### Exercise
The data below is to be copied exactly, line by line.

----------

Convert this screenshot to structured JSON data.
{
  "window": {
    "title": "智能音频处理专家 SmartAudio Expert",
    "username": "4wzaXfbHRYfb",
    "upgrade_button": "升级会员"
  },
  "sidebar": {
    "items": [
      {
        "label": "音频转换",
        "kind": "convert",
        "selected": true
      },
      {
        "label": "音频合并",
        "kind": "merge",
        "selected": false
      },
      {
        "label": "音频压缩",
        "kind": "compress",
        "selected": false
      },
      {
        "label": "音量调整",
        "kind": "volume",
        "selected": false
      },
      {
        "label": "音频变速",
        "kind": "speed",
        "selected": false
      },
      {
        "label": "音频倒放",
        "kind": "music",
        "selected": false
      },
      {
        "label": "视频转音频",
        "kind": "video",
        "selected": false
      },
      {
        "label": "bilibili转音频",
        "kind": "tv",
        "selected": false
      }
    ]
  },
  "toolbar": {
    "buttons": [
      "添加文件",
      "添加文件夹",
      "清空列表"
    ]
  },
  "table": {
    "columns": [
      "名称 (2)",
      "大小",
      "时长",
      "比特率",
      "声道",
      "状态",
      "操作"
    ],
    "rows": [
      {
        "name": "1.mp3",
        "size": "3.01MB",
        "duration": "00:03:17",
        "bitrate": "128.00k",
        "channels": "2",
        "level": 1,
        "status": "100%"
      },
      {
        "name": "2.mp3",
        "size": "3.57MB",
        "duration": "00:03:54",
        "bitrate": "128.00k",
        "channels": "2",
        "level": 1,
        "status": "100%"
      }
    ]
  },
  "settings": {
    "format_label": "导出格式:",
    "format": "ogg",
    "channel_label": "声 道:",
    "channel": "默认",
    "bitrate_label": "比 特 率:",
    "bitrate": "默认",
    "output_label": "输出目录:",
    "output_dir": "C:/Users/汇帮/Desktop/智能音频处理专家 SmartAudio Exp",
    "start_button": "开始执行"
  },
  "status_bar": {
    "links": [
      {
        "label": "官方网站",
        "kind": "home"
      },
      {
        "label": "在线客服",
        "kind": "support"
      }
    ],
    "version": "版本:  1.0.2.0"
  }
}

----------

### Answer
Convert this screenshot to structured JSON data.
{
  "window": {
    "title": "智能音频处理专家 SmartAudio Expert",
    "username": "4wzaXfbHRYfb",
    "upgrade_button": "升级会员"
  },
  "sidebar": {
    "items": [
      {
        "label": "音频转换",
        "kind": "convert",
        "selected": true
      },
      {
        "label": "音频合并",
        "kind": "merge",
        "selected": false
      },
      {
        "label": "音频压缩",
        "kind": "compress",
        "selected": false
      },
      {
        "label": "音量调整",
        "kind": "volume",
        "selected": false
      },
      {
        "label": "音频变速",
        "kind": "speed",
        "selected": false
      },
      {
        "label": "音频倒放",
        "kind": "music",
        "selected": false
      },
      {
        "label": "视频转音频",
        "kind": "video",
        "selected": false
      },
      {
        "label": "bilibili转音频",
        "kind": "tv",
        "selected": false
      }
    ]
  },
  "toolbar": {
    "buttons": [
      "添加文件",
      "添加文件夹",
      "清空列表"
    ]
  },
  "table": {
    "columns": [
      "名称 (2)",
      "大小",
      "时长",
      "比特率",
      "声道",
      "状态",
      "操作"
    ],
    "rows": [
      {
        "name": "1.mp3",
        "size": "3.01MB",
        "duration": "00:03:17",
        "bitrate": "128.00k",
        "channels": "2",
        "level": 1,
        "status": "100%"
      },
      {
        "name": "2.mp3",
        "size": "3.57MB",
        "duration": "00:03:54",
        "bitrate": "128.00k",
        "channels": "2",
        "level": 1,
        "status": "100%"
      }
    ]
  },
  "settings": {
    "format_label": "导出格式:",
    "format": "ogg",
    "channel_label": "声 道:",
    "channel": "默认",
    "bitrate_label": "比 特 率:",
    "bitrate": "默认",
    "output_label": "输出目录:",
    "output_dir": "C:/Users/汇帮/Desktop/智能音频处理专家 SmartAudio Exp",
    "start_button": "开始执行"
  },
  "status_bar": {
    "links": [
      {
        "label": "官方网站",
        "kind": "home"
      },
      {
        "label": "在线客服",
        "kind": "support"
      }
    ],
    "version": "版本:  1.0.2.0"
  }
}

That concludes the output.